Several fishing guides, resorts and other businesses donated trips and other items for a silent auction, and bids already have exceeded $11,000, David Marvin said; two people also donated $10,000 each after hearing about the tournament.


“Everybody in the Angle has been very generous with support and donations, so we’re grateful for that,” David Marvin said. “Hopefully, we can repay it by bringing some positive energy to everybody up there.”

Time on the water offers the opportunity to swap stories on fishing, hockey and numerous other topics between bites, and there’s a limit of walleyes and four bonus perch in the box when Lisa Marvin steers her boat into a secluded shore lunch spot for an afternoon break before heading back to the Angle.

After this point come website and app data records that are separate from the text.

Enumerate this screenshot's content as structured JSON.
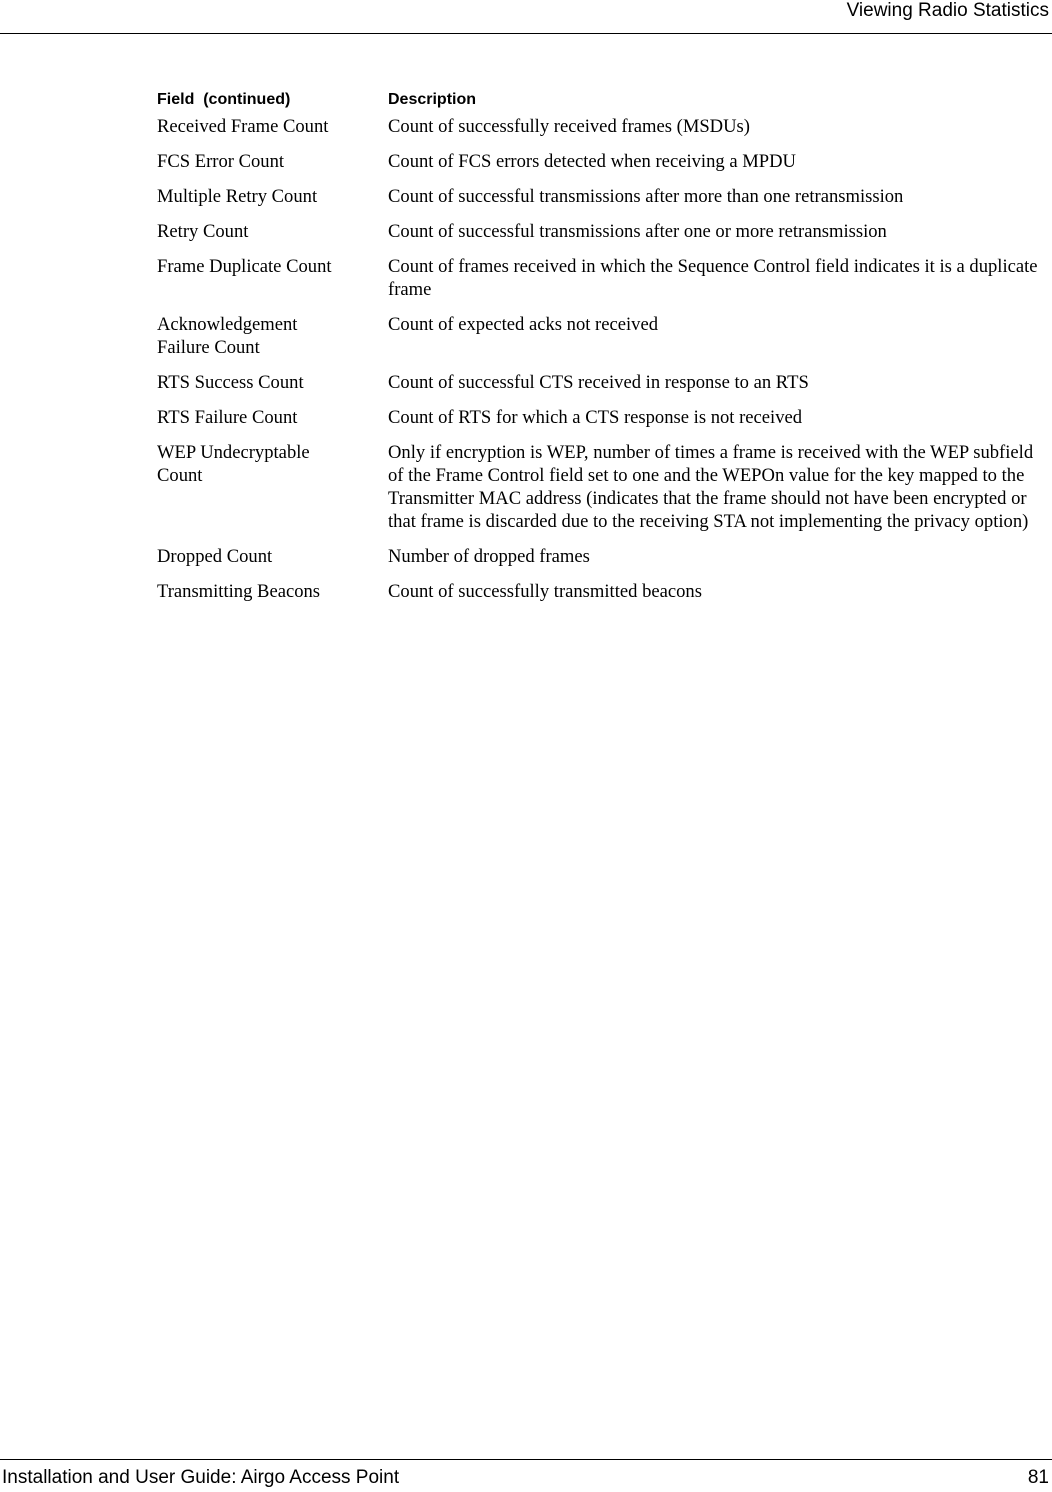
{
  "header": {
    "title": "Viewing Radio Statistics"
  },
  "table": {
    "columns": [
      "Field  (continued)",
      "Description"
    ],
    "rows": [
      {
        "field": "Received Frame Count",
        "description": "Count of successfully received frames (MSDUs)"
      },
      {
        "field": "FCS Error Count",
        "description": "Count of FCS errors detected when receiving a MPDU"
      },
      {
        "field": "Multiple Retry Count",
        "description": "Count of successful transmissions after more than one retransmission"
      },
      {
        "field": "Retry Count",
        "description": "Count of successful transmissions after one or more retransmission"
      },
      {
        "field": "Frame Duplicate Count",
        "description": "Count of frames received in which the Sequence Control field indicates it is a duplicate frame"
      },
      {
        "field": "Acknowledgement Failure Count",
        "description": "Count of expected acks not received"
      },
      {
        "field": "RTS Success Count",
        "description": "Count of successful CTS received in response to an RTS"
      },
      {
        "field": "RTS Failure Count",
        "description": "Count of RTS for which a CTS response is not received"
      },
      {
        "field": "WEP Undecryptable Count",
        "description": "Only if encryption is WEP, number of times a frame is received with the WEP subfield of the Frame Control field set to one and the WEPOn value for the key mapped to the Transmitter MAC address (indicates that the frame should not have been encrypted or that frame is discarded due to the receiving STA not implementing the privacy option)"
      },
      {
        "field": "Dropped Count",
        "description": "Number of dropped frames"
      },
      {
        "field": "Transmitting Beacons",
        "description": "Count of successfully transmitted beacons"
      }
    ]
  },
  "footer": {
    "left": "Installation and User Guide: Airgo Access Point",
    "page_number": "81"
  }
}
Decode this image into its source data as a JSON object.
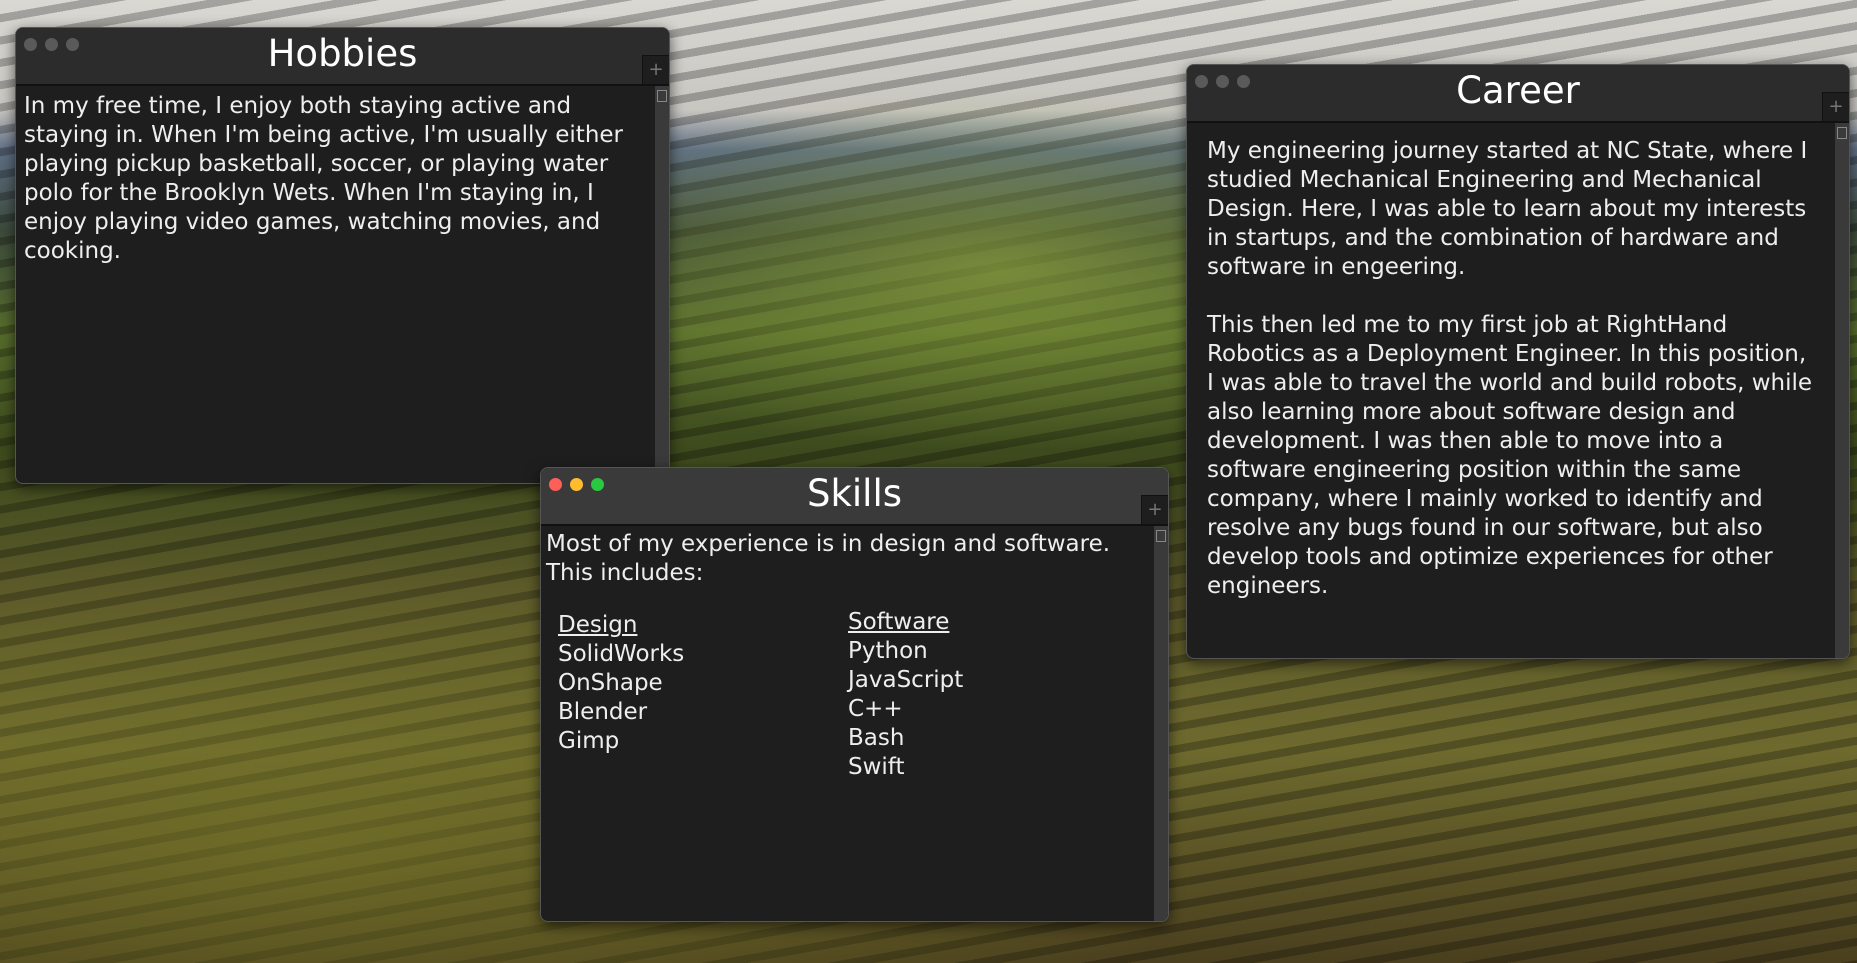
{
  "hobbies": {
    "title": "Hobbies",
    "text": "In my free time, I enjoy both staying active and staying in. When I'm being active, I'm usually either playing pickup basketball, soccer, or playing water polo for the Brooklyn Wets. When I'm staying in, I enjoy playing video games, watching movies, and cooking."
  },
  "career": {
    "title": "Career",
    "paragraphs": [
      "My engineering journey started at NC State, where I studied Mechanical Engineering and Mechanical Design. Here, I was able to learn about my interests in startups, and the combination of hardware and software in engeering.",
      "This then led me to my first job at RightHand Robotics as a Deployment Engineer. In this position, I was able to travel the world and build robots, while also learning more about software design and development. I was then able to move into a software engineering position within the same company, where I mainly worked to identify and resolve any bugs found in our software, but also develop tools and optimize experiences for other engineers."
    ]
  },
  "skills": {
    "title": "Skills",
    "intro": "Most of my experience is in design and software. This includes:",
    "design": {
      "heading": "Design",
      "items": [
        "SolidWorks",
        "OnShape",
        "Blender",
        "Gimp"
      ]
    },
    "software": {
      "heading": "Software",
      "items": [
        "Python",
        "JavaScript",
        "C++",
        "Bash",
        "Swift"
      ]
    }
  },
  "window_controls": {
    "plus": "+"
  },
  "colors": {
    "close": "#ff5f57",
    "minimize": "#febc2e",
    "maximize": "#28c840",
    "inactive": "#5a5a5a"
  }
}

A bald eagle holds court on a fallen tree as the boat approaches the island. Other guides developed the shore lunch spot in Max’s memory, and it features a sturdy picnic table he made, with a metal sign engraved by family friend Jamie Byfuglien that reads, “In Loving Memory Max Marvin, 8.4.99-12.29.18, Gone Fishing,” and a second picnic table that Warroad shop class students made in Max’s honor.

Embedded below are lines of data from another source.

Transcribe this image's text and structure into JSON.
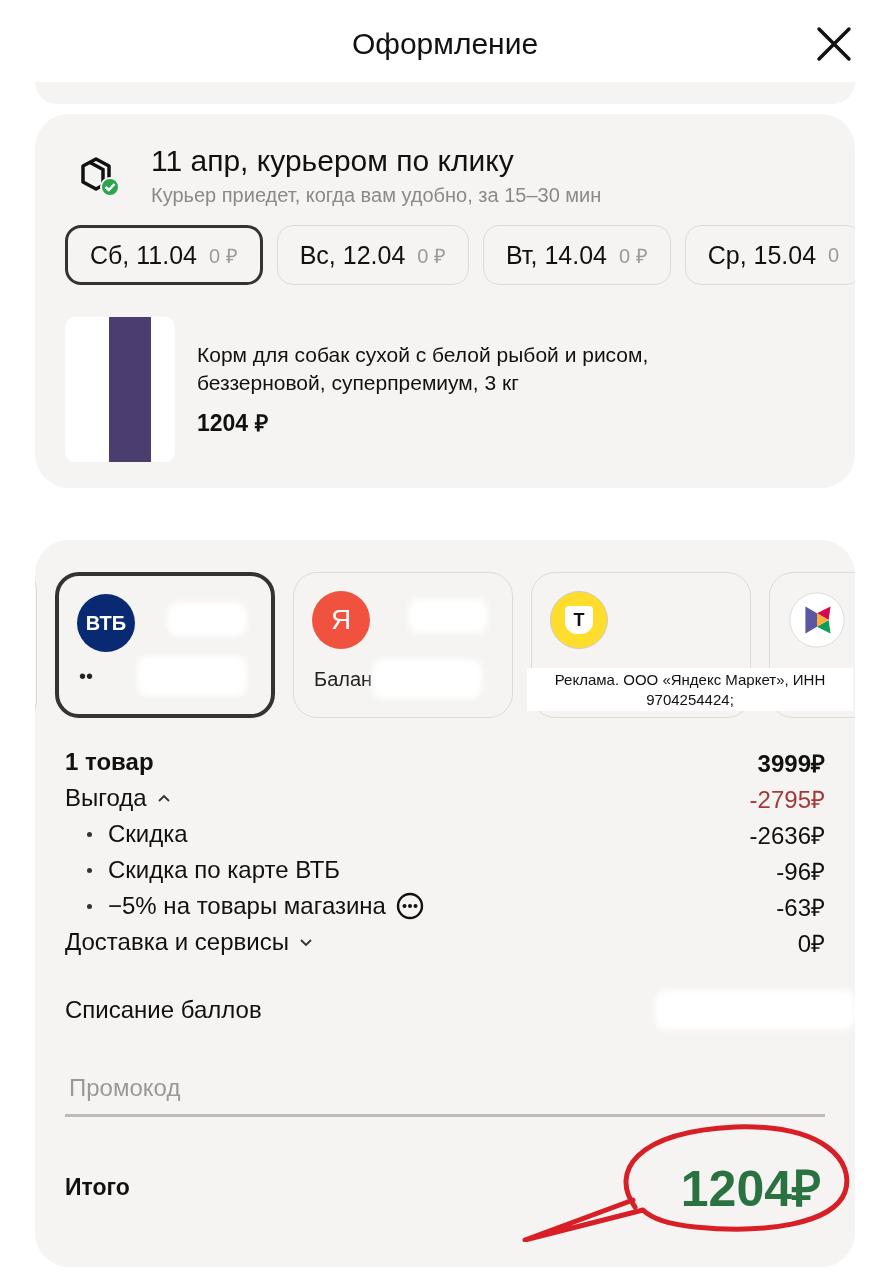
{
  "header": {
    "title": "Оформление"
  },
  "delivery": {
    "title": "11 апр, курьером по клику",
    "subtitle": "Курьер приедет, когда вам удобно, за 15–30 мин",
    "dates": [
      {
        "label": "Сб, 11.04",
        "price": "0 ₽",
        "selected": true
      },
      {
        "label": "Вс, 12.04",
        "price": "0 ₽",
        "selected": false
      },
      {
        "label": "Вт, 14.04",
        "price": "0 ₽",
        "selected": false
      },
      {
        "label": "Ср, 15.04",
        "price": "0",
        "selected": false
      }
    ],
    "product": {
      "name": "Корм для собак сухой с белой рыбой и рисом, беззерновой, суперпремиум, 3 кг",
      "price": "1204 ₽"
    }
  },
  "payment": {
    "methods": [
      {
        "kind": "vtb",
        "logo": "ВТБ",
        "text": "••",
        "selected": true
      },
      {
        "kind": "yandex",
        "logo": "Я",
        "text": "Балан",
        "selected": false
      },
      {
        "kind": "tbank",
        "logo": "Т",
        "selected": false
      },
      {
        "kind": "sbp",
        "selected": false
      }
    ],
    "ad": "Реклама. ООО «Яндекс Маркет», ИНН 9704254424;"
  },
  "summary": [
    {
      "kind": "header",
      "label": "1 товар",
      "value": "3999₽",
      "highlighted": false
    },
    {
      "kind": "toggle",
      "label": "Выгода",
      "value": "-2795₽",
      "highlighted": true,
      "expanded": true
    },
    {
      "kind": "bullet",
      "label": "Скидка",
      "value": "-2636₽",
      "highlighted": false,
      "info": false
    },
    {
      "kind": "bullet",
      "label": "Скидка по карте ВТБ",
      "value": "-96₽",
      "highlighted": false,
      "info": false
    },
    {
      "kind": "bullet",
      "label": "−5% на товары магазина",
      "value": "-63₽",
      "highlighted": false,
      "info": true
    },
    {
      "kind": "toggle",
      "label": "Доставка и сервисы",
      "value": "0₽",
      "highlighted": false,
      "expanded": false
    }
  ],
  "points": {
    "label": "Списание баллов"
  },
  "promo": {
    "placeholder": "Промокод"
  },
  "total": {
    "label": "Итого",
    "value": "1204₽"
  }
}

“There’s definitely mixed emotions,” Lisa said of Max’s spot. “Every time is different. A lot of times, I’ve got to cook (shore lunch) and I’m busy, and so it’s a little bit of a distraction. A couple of times, I’ve driven up here by myself and hung out. He was cremated, and there’s no headstone so this is kind of our place to come visit. I like that people make memories – and happy ones – here.”

Friday, Aug. 4, would have been Max’s 24th birthday, and Lisa decided to take a booking for a muskie trip instead of staying home “with no motivation to do anything” like she did last year.

His birthday is always a tough time, she says, so she wasn’t sure how the day would go.

“We got two muskies that day, and I think I cried happy tears on the way home instead of sad tears like the year before,” she said. “I think one of the best feelings I have is when I’m making him proud. And so I just try to chase that as much as I can.”

For more information on the MAX Multi-Species Fishing Tournament, contact Lisa Marvin at (218) 242-0024 or by email at [email protected] .


Max Foundation: .

Project 11: .